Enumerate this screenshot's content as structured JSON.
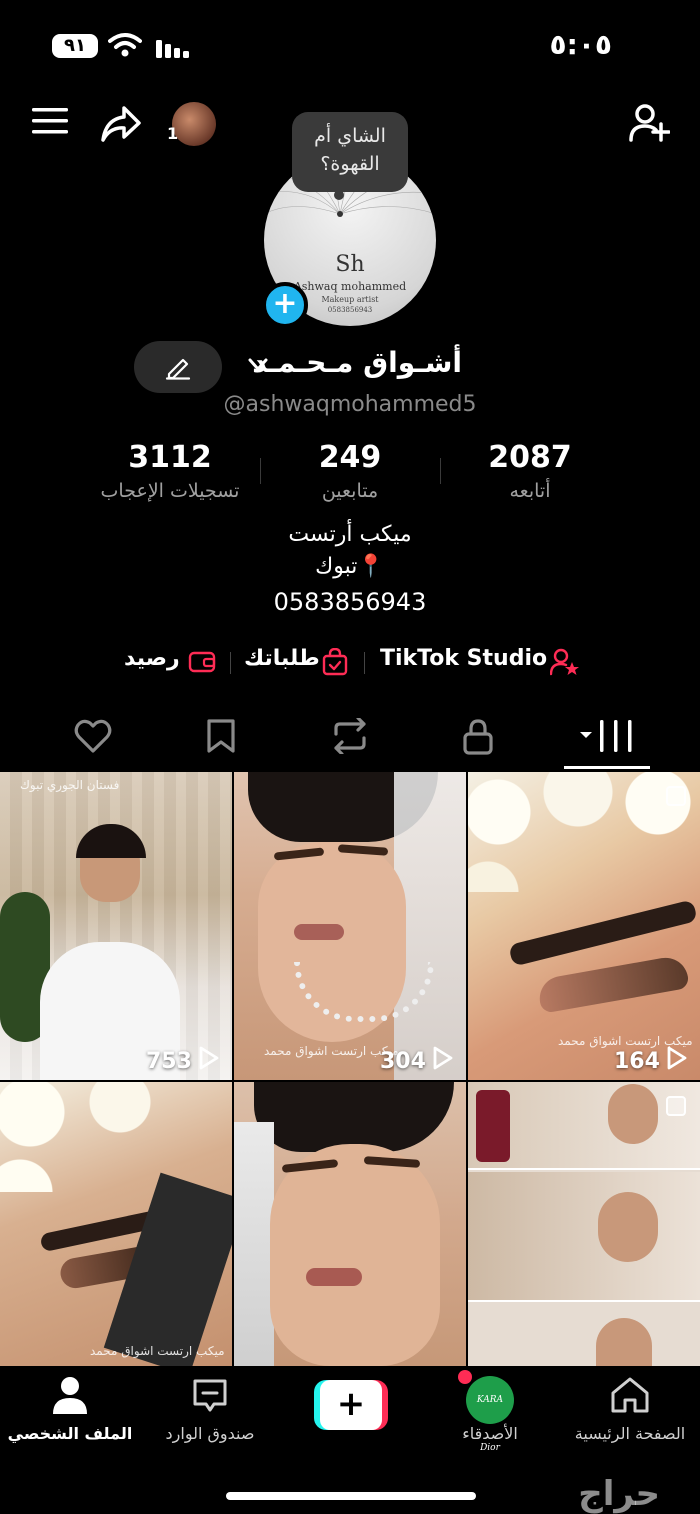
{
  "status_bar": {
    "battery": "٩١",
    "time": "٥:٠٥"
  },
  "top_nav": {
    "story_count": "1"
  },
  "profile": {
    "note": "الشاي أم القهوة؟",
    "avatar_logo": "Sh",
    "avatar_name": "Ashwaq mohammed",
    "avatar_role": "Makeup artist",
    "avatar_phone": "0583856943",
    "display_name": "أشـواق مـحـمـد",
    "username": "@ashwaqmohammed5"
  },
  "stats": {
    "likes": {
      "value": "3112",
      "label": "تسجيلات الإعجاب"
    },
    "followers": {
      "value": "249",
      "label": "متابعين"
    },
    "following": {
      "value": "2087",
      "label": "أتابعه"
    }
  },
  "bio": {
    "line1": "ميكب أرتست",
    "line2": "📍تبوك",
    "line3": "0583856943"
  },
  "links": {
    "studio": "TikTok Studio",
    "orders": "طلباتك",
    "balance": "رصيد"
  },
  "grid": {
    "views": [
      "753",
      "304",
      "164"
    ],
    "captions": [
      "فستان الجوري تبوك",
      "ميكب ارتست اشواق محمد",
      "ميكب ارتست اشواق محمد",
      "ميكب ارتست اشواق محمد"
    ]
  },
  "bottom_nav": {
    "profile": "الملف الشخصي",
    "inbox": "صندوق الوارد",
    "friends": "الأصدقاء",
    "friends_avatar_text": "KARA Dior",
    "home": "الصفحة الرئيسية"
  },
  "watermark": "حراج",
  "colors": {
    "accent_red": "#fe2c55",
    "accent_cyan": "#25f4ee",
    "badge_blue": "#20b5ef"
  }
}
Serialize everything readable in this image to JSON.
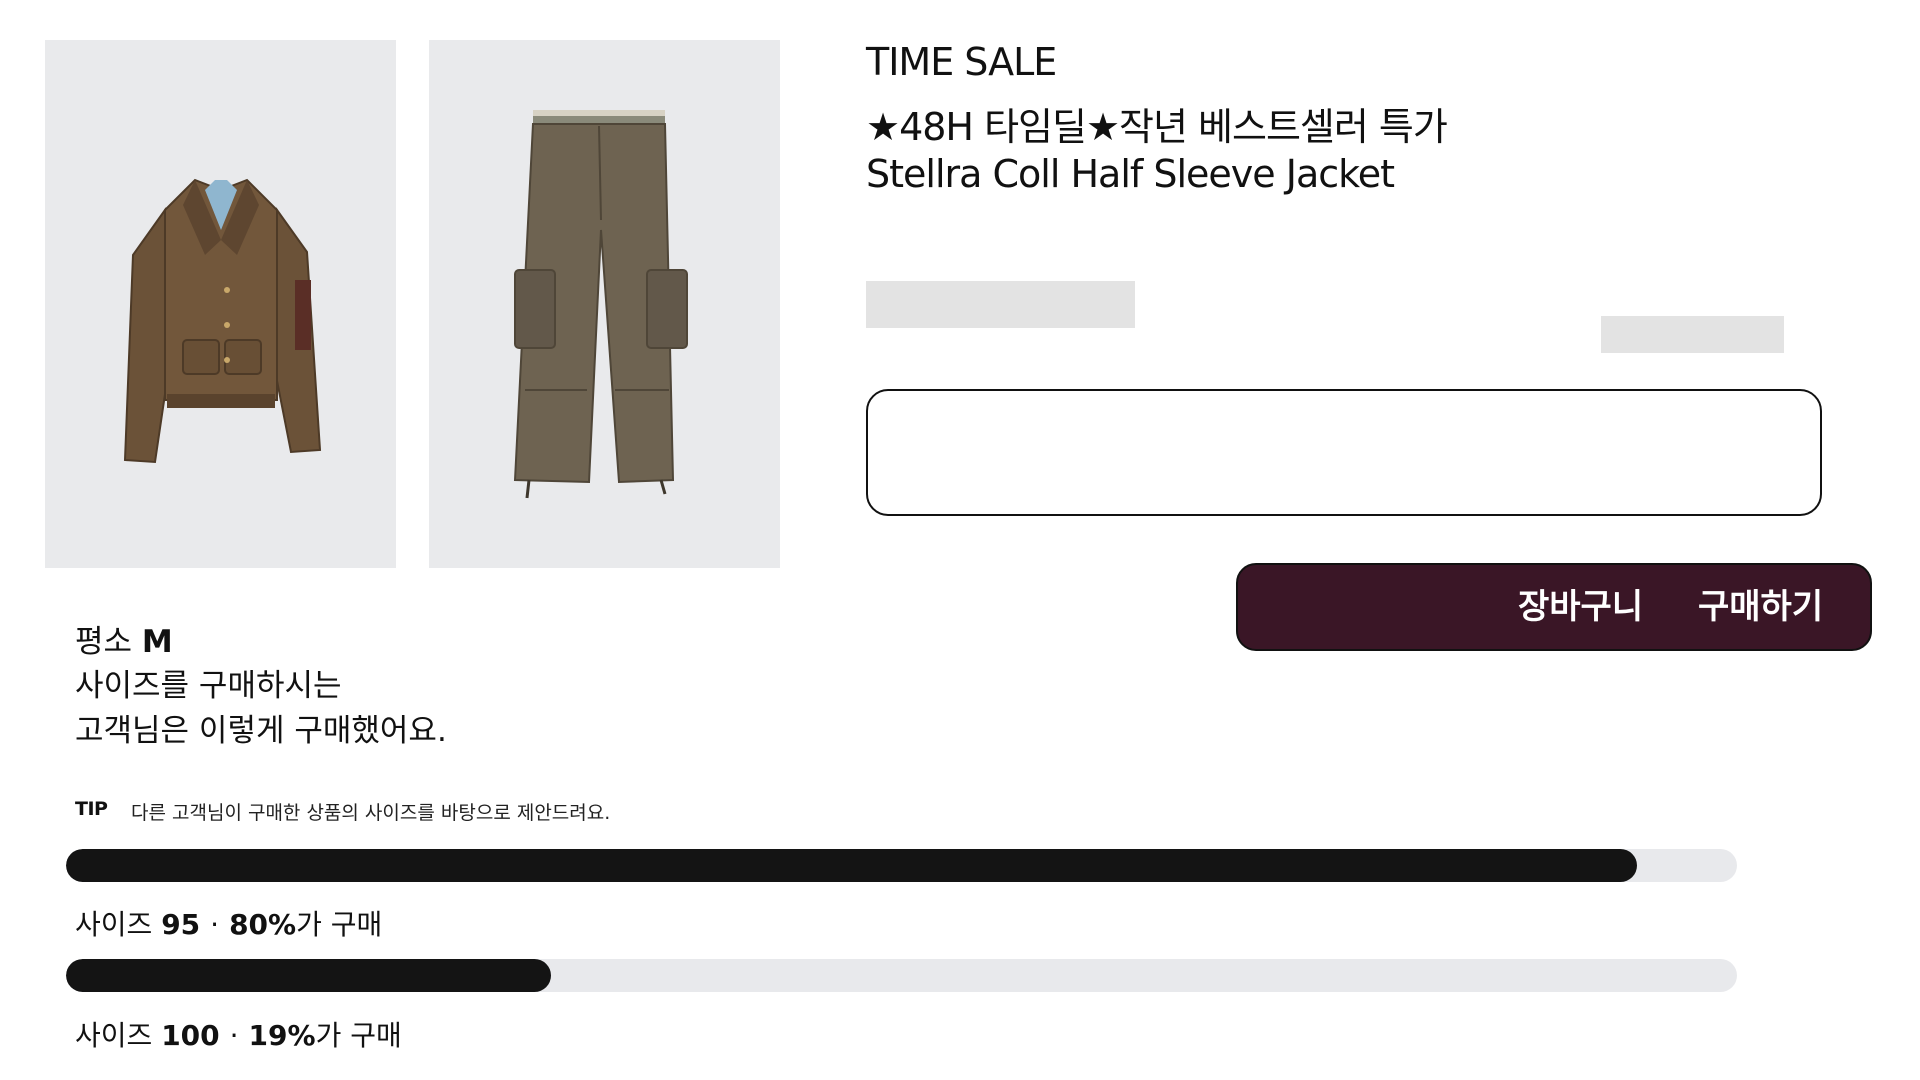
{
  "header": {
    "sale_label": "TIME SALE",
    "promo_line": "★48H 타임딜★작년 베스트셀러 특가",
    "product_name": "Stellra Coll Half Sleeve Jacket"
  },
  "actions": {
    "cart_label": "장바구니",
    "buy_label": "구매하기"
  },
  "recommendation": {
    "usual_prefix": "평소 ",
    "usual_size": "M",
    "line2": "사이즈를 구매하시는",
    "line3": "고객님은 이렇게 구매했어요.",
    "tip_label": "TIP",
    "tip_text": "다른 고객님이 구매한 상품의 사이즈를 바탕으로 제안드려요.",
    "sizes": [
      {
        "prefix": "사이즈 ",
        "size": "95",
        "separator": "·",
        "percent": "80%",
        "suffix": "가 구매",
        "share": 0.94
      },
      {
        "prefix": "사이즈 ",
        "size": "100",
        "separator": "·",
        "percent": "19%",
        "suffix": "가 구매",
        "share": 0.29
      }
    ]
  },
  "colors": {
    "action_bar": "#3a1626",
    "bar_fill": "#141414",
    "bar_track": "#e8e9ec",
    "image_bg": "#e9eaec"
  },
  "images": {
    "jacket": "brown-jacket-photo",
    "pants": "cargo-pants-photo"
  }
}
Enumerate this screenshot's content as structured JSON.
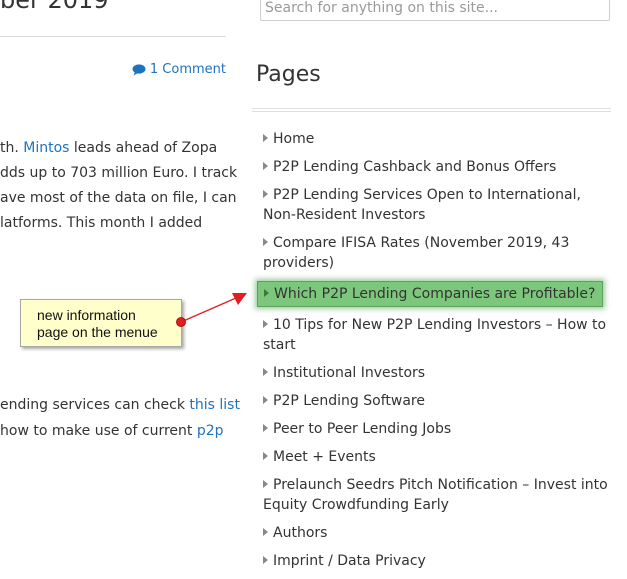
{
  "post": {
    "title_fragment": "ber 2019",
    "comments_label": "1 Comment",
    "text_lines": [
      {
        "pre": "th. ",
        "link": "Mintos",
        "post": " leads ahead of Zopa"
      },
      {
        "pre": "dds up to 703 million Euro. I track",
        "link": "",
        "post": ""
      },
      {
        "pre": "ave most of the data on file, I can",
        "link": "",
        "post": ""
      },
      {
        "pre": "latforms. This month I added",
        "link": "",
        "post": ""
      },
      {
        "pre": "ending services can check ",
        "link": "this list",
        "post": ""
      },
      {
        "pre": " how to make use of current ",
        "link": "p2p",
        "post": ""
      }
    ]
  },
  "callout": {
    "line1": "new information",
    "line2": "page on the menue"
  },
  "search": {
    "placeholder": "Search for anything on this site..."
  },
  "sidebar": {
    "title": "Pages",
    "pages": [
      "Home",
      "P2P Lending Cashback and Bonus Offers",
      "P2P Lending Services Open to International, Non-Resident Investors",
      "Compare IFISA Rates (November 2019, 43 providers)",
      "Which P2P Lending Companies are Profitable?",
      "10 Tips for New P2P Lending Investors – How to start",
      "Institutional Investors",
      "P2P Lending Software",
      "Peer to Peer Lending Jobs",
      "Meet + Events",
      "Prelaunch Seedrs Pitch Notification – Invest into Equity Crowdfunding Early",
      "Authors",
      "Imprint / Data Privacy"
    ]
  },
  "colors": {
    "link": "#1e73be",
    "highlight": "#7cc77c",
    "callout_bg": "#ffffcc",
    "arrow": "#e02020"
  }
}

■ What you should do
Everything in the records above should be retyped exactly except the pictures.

■ Written answer
Enumerate this screenshot's content as structured JSON.
{
  "status_bar": {
    "battery": "٩١",
    "time": "٥:٠٥"
  },
  "top_nav": {
    "story_count": "1"
  },
  "profile": {
    "note": "الشاي أم القهوة؟",
    "avatar_logo": "Sh",
    "avatar_name": "Ashwaq mohammed",
    "avatar_role": "Makeup artist",
    "avatar_phone": "0583856943",
    "display_name": "أشـواق مـحـمـد",
    "username": "@ashwaqmohammed5"
  },
  "stats": {
    "likes": {
      "value": "3112",
      "label": "تسجيلات الإعجاب"
    },
    "followers": {
      "value": "249",
      "label": "متابعين"
    },
    "following": {
      "value": "2087",
      "label": "أتابعه"
    }
  },
  "bio": {
    "line1": "ميكب أرتست",
    "line2": "📍تبوك",
    "line3": "0583856943"
  },
  "links": {
    "studio": "TikTok Studio",
    "orders": "طلباتك",
    "balance": "رصيد"
  },
  "grid": {
    "views": [
      "753",
      "304",
      "164"
    ],
    "captions": [
      "فستان الجوري تبوك",
      "ميكب ارتست اشواق محمد",
      "ميكب ارتست اشواق محمد",
      "ميكب ارتست اشواق محمد"
    ]
  },
  "bottom_nav": {
    "profile": "الملف الشخصي",
    "inbox": "صندوق الوارد",
    "friends": "الأصدقاء",
    "friends_avatar_text": "KARA Dior",
    "home": "الصفحة الرئيسية"
  },
  "watermark": "حراج",
  "colors": {
    "accent_red": "#fe2c55",
    "accent_cyan": "#25f4ee",
    "badge_blue": "#20b5ef"
  }
}
Serialize everything readable in this image to JSON.
{
  "header": {
    "sale_label": "TIME SALE",
    "promo_line": "★48H 타임딜★작년 베스트셀러 특가",
    "product_name": "Stellra Coll Half Sleeve Jacket"
  },
  "actions": {
    "cart_label": "장바구니",
    "buy_label": "구매하기"
  },
  "recommendation": {
    "usual_prefix": "평소 ",
    "usual_size": "M",
    "line2": "사이즈를 구매하시는",
    "line3": "고객님은 이렇게 구매했어요.",
    "tip_label": "TIP",
    "tip_text": "다른 고객님이 구매한 상품의 사이즈를 바탕으로 제안드려요.",
    "sizes": [
      {
        "prefix": "사이즈 ",
        "size": "95",
        "separator": "·",
        "percent": "80%",
        "suffix": "가 구매",
        "share": 0.94
      },
      {
        "prefix": "사이즈 ",
        "size": "100",
        "separator": "·",
        "percent": "19%",
        "suffix": "가 구매",
        "share": 0.29
      }
    ]
  },
  "colors": {
    "action_bar": "#3a1626",
    "bar_fill": "#141414",
    "bar_track": "#e8e9ec",
    "image_bg": "#e9eaec"
  },
  "images": {
    "jacket": "brown-jacket-photo",
    "pants": "cargo-pants-photo"
  }
}
Enumerate this screenshot's content as structured JSON.
{
  "post": {
    "title_fragment": "ber 2019",
    "comments_label": "1 Comment",
    "text_lines": [
      {
        "pre": "th. ",
        "link": "Mintos",
        "post": " leads ahead of Zopa"
      },
      {
        "pre": "dds up to 703 million Euro. I track",
        "link": "",
        "post": ""
      },
      {
        "pre": "ave most of the data on file, I can",
        "link": "",
        "post": ""
      },
      {
        "pre": "latforms. This month I added",
        "link": "",
        "post": ""
      },
      {
        "pre": "ending services can check ",
        "link": "this list",
        "post": ""
      },
      {
        "pre": " how to make use of current ",
        "link": "p2p",
        "post": ""
      }
    ]
  },
  "callout": {
    "line1": "new information",
    "line2": "page on the menue"
  },
  "search": {
    "placeholder": "Search for anything on this site..."
  },
  "sidebar": {
    "title": "Pages",
    "pages": [
      "Home",
      "P2P Lending Cashback and Bonus Offers",
      "P2P Lending Services Open to International, Non-Resident Investors",
      "Compare IFISA Rates (November 2019, 43 providers)",
      "Which P2P Lending Companies are Profitable?",
      "10 Tips for New P2P Lending Investors – How to start",
      "Institutional Investors",
      "P2P Lending Software",
      "Peer to Peer Lending Jobs",
      "Meet + Events",
      "Prelaunch Seedrs Pitch Notification – Invest into Equity Crowdfunding Early",
      "Authors",
      "Imprint / Data Privacy"
    ]
  },
  "colors": {
    "link": "#1e73be",
    "highlight": "#7cc77c",
    "callout_bg": "#ffffcc",
    "arrow": "#e02020"
  }
}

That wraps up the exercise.